Work instructions: What is the number of lines in the entries that contain "root"? Reply with that number only.

Data records for software interfaces
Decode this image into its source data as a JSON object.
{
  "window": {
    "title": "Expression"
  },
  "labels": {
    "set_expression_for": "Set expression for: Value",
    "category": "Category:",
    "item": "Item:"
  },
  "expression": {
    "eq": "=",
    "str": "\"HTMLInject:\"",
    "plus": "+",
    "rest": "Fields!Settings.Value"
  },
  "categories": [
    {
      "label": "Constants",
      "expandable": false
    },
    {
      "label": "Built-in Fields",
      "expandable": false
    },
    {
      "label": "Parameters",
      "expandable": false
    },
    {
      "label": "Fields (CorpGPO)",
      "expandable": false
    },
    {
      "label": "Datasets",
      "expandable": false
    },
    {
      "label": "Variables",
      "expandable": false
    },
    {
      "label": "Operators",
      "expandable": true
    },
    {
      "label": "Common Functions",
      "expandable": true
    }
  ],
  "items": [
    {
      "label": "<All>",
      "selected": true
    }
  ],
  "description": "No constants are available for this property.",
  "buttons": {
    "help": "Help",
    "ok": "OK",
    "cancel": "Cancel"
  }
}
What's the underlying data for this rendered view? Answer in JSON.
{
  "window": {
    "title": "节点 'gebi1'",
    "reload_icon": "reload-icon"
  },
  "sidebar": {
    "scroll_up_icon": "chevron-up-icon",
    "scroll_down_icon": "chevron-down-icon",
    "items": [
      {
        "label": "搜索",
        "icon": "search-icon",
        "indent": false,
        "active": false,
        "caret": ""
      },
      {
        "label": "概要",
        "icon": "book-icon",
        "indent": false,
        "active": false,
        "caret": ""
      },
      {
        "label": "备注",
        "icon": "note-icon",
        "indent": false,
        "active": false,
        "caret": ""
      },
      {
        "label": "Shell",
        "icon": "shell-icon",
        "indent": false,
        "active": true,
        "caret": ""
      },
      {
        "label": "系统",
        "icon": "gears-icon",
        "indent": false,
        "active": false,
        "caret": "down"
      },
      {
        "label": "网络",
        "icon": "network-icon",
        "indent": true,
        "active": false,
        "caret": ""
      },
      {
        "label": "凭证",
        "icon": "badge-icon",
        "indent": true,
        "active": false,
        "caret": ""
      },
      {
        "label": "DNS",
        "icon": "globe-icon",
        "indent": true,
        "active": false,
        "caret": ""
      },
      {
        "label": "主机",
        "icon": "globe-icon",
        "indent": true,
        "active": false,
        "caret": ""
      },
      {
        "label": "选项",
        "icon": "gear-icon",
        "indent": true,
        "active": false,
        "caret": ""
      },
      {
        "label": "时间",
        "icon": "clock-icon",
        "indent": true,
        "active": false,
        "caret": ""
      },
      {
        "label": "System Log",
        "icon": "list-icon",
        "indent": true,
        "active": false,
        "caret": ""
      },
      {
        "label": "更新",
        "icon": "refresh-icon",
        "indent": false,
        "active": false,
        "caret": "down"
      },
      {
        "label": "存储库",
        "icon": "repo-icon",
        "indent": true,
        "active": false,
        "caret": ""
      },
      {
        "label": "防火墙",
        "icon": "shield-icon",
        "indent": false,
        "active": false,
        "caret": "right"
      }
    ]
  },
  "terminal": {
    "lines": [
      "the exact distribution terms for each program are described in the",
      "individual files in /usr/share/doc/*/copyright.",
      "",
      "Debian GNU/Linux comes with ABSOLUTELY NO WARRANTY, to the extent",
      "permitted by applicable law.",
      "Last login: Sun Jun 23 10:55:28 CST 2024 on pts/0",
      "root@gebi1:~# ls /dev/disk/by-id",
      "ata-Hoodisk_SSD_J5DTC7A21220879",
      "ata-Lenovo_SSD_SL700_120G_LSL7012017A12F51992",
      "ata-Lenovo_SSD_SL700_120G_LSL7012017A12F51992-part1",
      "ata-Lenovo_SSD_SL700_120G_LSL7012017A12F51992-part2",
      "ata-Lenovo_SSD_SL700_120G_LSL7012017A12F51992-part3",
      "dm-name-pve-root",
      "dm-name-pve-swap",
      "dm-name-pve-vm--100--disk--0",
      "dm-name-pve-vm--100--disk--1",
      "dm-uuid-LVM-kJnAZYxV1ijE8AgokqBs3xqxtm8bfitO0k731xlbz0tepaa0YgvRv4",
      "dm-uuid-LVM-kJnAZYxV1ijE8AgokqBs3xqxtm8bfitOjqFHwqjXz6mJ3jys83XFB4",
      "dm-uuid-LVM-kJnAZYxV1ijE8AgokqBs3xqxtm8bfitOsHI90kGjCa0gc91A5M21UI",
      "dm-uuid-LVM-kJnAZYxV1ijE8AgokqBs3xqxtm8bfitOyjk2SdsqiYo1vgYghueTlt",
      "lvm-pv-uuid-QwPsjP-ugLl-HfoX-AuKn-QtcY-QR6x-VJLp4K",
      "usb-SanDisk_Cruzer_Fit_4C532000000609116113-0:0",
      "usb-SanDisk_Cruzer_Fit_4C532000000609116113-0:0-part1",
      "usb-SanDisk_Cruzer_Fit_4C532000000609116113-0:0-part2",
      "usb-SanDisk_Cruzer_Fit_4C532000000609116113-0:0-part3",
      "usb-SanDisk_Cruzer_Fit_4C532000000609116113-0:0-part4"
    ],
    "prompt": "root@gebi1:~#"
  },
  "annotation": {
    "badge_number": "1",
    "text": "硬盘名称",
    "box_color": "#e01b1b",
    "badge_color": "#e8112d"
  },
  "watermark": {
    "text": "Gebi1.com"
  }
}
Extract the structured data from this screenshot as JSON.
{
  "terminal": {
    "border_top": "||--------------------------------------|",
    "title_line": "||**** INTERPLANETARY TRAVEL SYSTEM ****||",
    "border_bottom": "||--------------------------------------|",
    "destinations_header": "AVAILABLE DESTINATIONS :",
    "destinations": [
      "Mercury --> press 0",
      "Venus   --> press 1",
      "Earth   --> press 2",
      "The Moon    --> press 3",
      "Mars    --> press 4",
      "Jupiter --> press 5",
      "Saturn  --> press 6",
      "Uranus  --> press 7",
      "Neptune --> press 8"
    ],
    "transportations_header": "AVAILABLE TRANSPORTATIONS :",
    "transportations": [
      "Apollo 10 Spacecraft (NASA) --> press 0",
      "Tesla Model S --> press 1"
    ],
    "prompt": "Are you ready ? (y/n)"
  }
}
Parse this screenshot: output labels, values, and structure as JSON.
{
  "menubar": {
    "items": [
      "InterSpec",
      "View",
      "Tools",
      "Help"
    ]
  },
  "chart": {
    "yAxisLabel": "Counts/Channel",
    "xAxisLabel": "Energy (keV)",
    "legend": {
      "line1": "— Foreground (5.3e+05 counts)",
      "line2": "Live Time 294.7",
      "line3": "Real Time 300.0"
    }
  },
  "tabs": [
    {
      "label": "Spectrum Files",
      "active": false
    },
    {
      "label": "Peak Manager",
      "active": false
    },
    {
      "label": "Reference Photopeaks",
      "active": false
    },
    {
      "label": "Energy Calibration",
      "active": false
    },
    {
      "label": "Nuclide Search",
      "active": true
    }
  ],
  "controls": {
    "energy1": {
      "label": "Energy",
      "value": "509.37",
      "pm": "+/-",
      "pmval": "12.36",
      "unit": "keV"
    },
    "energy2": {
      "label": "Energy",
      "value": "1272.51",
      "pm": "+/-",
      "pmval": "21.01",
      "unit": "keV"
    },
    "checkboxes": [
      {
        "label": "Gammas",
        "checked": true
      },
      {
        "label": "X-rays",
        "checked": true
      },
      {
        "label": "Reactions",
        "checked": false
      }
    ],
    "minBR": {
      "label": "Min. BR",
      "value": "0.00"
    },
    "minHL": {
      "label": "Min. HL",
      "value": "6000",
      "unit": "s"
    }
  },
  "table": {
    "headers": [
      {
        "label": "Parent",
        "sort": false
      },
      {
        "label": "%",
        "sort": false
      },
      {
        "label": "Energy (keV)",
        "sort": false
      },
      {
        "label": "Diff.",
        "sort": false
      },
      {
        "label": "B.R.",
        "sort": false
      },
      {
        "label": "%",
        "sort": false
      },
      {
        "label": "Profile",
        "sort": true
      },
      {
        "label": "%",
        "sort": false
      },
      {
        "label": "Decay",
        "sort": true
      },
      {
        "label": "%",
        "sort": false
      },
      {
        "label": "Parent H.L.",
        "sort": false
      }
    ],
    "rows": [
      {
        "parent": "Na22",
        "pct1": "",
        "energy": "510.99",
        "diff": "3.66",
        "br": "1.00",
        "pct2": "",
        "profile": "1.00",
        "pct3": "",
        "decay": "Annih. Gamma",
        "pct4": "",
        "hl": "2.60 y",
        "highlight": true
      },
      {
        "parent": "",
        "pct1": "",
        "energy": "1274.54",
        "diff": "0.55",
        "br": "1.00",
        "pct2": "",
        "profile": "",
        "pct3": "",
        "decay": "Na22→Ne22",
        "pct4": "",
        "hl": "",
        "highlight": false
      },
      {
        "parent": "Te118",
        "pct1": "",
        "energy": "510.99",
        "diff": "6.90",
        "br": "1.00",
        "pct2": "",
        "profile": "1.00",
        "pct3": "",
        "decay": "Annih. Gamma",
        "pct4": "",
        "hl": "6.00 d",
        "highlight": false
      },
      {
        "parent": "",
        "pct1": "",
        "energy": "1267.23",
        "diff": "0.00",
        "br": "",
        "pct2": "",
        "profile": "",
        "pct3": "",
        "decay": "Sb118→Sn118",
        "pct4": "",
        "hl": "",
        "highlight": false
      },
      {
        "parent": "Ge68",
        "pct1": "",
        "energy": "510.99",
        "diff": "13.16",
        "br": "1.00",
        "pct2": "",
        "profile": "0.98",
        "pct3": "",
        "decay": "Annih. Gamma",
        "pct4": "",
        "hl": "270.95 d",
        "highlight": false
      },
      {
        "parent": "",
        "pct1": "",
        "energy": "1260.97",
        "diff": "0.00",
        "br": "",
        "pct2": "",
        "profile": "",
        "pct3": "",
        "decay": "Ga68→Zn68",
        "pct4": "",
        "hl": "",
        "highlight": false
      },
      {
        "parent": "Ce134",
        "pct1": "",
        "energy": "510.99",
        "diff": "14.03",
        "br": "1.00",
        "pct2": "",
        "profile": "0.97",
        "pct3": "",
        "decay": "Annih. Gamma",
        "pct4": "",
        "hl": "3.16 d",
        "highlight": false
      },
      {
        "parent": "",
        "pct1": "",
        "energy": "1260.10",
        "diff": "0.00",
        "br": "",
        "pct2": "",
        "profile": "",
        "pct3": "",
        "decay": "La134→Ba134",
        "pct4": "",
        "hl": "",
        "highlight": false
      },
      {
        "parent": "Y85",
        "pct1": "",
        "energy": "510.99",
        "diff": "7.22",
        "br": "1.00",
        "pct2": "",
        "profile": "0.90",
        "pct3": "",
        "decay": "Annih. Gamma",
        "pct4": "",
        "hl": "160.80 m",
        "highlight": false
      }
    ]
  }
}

Task result: 3